Junik's Kulla as shown through Kallxo’s 360-degree video technology.
Craftsmen from Dibra were well known for the construction of the famous stone towers in Junik, the last of which were built around the 17th and 18th centuries. In the area of Junik around 300 Albanian kulla were built, a series of unique features which contribute to the cultural heritage of Albanians throughout the region.
The kulla were built to serve a number of practical uses across their three stories, which were organised as a family fortification. Firstly, the ground floor was used to keep livestock, with the inhabitants of the towers residing on the second floor. These living rooms were used to sleep and eat, with traditional Albanian dining tables and dishware stored through the corridors.
The third floor was the most important area of the kulla, where elderly members of the family would stay. The structure and setting of these rooms, the oda, were decided according to the importance of the families and neighbourhoods from which the elderly residents were from.
The Albanian kulla were constructed specifically to ensure preparedness for any kind of attack: built around the exterior, small turrets would be strategically placed in order for the residents to observe the kulla’s surroundings and protect themselves from the enemy.
These Junik kulla enacted a fundamental self-governing mechanism for the area, upholding the rules of Kanun for several centuries. Rather than police-like oversight, governance inside the towers was practiced on the basis of the moral values of their inhabitants. It was the duty of each family to ensure that their respective family members would acknowledge and abide by the rules and decisions laid down by the Assemblies of Junik’s towers.
Throughout the Kosovo War of 1998-99, Junik’s kullat were destroyed by military and paramilitary forces. In the aftermath of the liberation of the Republic of Kosovo, only 27 of the towers in this area were restored. To this day, the cultural impact and tradition surrounding the towers of Junik remains strong: visitors come to the Kullat to be served with traditional Albanian food, and to get to know more about the traditions and customs of the area.

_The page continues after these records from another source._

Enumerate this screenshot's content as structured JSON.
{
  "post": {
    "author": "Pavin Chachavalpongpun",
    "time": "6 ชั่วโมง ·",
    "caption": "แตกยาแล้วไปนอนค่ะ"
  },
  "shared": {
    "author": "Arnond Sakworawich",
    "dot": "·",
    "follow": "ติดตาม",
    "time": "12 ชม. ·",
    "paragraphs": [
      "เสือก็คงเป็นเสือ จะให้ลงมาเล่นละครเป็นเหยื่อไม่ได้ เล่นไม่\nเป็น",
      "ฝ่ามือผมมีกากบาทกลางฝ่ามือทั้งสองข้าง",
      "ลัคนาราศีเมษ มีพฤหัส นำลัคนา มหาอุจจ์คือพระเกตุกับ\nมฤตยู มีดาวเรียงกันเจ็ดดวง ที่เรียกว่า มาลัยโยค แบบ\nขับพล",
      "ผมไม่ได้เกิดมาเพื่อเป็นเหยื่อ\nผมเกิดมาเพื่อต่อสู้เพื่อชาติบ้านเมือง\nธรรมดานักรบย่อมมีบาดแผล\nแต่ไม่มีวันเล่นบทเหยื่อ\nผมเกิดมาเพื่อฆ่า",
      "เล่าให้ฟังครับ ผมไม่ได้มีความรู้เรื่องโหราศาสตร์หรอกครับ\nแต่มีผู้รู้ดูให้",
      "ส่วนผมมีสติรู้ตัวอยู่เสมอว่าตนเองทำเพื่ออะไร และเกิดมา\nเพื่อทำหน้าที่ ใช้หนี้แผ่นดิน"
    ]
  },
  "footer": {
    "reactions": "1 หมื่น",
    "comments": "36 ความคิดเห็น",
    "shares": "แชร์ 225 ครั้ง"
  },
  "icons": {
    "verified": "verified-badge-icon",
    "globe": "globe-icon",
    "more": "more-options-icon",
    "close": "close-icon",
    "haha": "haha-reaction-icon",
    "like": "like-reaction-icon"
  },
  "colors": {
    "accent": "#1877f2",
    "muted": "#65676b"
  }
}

*Please choose closed captions to view the video in English.
24 November 2017 - 21:10